= Data for analysis =
┌──
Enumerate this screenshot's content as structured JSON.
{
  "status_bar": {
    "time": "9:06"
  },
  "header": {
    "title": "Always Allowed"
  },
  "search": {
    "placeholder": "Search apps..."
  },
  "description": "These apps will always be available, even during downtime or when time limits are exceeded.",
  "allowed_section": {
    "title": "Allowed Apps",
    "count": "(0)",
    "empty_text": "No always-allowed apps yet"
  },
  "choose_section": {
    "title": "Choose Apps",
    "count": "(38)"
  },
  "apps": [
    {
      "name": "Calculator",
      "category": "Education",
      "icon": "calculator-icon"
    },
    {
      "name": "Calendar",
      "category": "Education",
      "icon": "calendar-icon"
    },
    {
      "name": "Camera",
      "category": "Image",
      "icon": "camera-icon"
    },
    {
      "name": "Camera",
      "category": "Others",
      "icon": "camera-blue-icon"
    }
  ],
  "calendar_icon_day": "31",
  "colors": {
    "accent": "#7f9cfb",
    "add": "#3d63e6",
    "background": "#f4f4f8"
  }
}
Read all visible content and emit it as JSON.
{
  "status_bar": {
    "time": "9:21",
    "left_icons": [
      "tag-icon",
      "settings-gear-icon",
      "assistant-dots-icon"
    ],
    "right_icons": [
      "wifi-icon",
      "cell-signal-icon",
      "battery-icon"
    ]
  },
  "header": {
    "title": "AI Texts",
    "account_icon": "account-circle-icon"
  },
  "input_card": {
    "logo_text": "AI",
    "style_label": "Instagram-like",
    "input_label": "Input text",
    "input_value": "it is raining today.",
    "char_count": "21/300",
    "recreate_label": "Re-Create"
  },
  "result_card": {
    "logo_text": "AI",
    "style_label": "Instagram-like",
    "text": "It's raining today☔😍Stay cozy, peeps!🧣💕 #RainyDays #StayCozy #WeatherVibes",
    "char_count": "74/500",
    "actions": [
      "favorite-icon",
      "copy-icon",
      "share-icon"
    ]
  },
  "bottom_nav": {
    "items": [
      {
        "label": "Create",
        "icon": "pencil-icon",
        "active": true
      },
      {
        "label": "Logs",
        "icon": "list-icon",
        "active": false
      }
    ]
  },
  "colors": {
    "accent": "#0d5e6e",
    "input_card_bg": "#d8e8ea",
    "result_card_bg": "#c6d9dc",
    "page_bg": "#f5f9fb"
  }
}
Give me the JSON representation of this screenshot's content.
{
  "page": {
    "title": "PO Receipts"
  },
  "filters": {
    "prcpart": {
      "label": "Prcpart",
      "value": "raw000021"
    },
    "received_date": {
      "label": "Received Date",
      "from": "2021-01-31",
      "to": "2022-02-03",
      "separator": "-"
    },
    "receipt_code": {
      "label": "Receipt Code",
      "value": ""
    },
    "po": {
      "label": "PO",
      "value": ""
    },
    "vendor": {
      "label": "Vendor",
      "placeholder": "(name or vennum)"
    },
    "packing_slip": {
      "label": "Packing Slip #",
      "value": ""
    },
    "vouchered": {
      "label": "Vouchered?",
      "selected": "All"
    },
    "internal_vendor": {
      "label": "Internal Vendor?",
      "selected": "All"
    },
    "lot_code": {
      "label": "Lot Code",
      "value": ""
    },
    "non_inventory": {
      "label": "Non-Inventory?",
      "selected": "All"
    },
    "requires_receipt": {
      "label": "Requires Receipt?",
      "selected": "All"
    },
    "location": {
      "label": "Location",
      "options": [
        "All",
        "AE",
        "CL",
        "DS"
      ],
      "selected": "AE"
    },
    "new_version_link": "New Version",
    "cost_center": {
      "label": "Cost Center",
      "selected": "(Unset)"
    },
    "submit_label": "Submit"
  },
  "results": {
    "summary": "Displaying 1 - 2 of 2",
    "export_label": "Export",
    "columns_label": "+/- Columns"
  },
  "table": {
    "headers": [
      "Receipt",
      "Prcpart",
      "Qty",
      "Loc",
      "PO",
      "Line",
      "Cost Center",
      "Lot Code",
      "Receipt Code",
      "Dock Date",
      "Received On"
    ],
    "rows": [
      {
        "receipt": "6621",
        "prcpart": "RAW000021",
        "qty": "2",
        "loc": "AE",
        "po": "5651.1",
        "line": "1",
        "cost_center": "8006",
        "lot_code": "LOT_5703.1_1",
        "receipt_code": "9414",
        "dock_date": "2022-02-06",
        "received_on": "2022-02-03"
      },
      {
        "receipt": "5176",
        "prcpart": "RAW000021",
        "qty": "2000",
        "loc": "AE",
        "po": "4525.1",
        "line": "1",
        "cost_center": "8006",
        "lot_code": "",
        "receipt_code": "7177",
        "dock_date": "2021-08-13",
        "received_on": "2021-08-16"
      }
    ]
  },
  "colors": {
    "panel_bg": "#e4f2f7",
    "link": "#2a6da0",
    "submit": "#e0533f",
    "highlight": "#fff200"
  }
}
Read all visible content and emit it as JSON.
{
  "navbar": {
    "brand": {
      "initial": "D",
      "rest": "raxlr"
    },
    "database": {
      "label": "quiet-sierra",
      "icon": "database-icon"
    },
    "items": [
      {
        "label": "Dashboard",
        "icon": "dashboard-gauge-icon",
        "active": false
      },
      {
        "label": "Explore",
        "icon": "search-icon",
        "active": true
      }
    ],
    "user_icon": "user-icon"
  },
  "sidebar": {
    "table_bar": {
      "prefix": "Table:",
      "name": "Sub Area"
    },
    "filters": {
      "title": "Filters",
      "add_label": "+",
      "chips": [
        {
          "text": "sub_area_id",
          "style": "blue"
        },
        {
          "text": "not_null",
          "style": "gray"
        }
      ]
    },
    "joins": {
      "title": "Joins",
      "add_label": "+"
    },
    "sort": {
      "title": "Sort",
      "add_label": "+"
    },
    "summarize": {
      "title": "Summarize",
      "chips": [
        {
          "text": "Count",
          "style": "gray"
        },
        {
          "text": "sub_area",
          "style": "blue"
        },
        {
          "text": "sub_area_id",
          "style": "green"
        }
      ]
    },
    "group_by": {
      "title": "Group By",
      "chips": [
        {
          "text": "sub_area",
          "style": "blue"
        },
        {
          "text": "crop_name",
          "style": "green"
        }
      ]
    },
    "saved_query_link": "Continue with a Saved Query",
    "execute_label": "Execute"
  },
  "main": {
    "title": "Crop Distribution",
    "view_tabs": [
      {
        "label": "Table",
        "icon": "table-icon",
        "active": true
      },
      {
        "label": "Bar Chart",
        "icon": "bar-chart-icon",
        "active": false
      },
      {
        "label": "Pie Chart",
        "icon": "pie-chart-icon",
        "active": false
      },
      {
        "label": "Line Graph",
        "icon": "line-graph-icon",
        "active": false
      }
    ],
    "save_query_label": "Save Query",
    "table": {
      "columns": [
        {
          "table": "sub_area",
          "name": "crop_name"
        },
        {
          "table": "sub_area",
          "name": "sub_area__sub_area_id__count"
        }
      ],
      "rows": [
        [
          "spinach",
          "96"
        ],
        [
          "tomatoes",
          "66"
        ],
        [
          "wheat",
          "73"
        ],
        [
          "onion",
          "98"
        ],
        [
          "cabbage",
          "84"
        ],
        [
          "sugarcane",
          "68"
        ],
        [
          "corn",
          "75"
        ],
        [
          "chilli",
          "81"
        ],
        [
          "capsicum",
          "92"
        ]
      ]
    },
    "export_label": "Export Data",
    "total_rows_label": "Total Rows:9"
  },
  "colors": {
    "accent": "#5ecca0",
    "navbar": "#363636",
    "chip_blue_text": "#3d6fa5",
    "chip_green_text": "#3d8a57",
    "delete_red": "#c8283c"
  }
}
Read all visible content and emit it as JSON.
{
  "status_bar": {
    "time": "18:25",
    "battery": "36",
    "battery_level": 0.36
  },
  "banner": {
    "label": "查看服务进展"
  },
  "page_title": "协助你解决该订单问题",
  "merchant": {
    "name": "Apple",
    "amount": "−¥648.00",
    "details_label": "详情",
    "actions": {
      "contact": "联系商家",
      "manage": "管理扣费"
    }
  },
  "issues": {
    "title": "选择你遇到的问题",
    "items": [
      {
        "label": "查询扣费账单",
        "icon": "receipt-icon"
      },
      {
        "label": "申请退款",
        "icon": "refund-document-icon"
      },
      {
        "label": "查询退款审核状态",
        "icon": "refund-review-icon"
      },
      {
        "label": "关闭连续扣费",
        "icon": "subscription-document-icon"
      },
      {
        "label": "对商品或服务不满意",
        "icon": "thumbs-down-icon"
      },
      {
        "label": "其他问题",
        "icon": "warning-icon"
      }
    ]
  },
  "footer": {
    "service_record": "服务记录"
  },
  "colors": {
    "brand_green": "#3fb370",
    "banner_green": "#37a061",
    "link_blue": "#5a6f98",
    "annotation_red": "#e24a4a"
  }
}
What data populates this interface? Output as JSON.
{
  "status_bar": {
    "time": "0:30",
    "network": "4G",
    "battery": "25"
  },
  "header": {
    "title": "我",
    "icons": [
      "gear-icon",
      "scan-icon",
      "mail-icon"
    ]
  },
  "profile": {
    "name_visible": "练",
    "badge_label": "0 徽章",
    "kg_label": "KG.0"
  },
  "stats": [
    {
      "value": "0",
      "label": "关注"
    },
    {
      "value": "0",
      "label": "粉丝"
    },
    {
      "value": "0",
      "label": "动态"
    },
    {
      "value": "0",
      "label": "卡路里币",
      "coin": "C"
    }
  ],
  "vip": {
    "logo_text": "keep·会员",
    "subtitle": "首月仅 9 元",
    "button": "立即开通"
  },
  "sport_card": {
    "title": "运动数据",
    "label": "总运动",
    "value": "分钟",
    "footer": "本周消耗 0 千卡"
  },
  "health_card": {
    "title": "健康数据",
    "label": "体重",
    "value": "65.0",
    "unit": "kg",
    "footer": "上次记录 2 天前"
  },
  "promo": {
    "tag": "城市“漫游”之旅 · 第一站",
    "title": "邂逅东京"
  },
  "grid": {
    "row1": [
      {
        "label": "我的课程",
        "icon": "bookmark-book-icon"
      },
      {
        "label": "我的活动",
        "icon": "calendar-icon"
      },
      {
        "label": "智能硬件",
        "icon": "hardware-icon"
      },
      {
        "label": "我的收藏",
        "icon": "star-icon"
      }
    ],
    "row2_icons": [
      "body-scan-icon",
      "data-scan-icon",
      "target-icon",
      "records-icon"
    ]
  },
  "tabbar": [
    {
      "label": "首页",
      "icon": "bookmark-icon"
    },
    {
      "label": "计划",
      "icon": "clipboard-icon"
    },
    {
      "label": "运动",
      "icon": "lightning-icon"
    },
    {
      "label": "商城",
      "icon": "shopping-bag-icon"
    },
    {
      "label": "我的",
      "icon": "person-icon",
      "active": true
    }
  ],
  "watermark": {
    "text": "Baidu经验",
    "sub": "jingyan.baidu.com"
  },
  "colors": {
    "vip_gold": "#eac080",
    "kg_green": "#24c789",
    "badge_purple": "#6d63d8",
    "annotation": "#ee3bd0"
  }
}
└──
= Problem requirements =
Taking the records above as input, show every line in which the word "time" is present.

= Task answer =
    "time": "9:06"
  "description": "These apps will always be available, even during downtime or when time limits are exceeded.",
    "time": "9:21",
    "time": "18:25",
    "time": "0:30",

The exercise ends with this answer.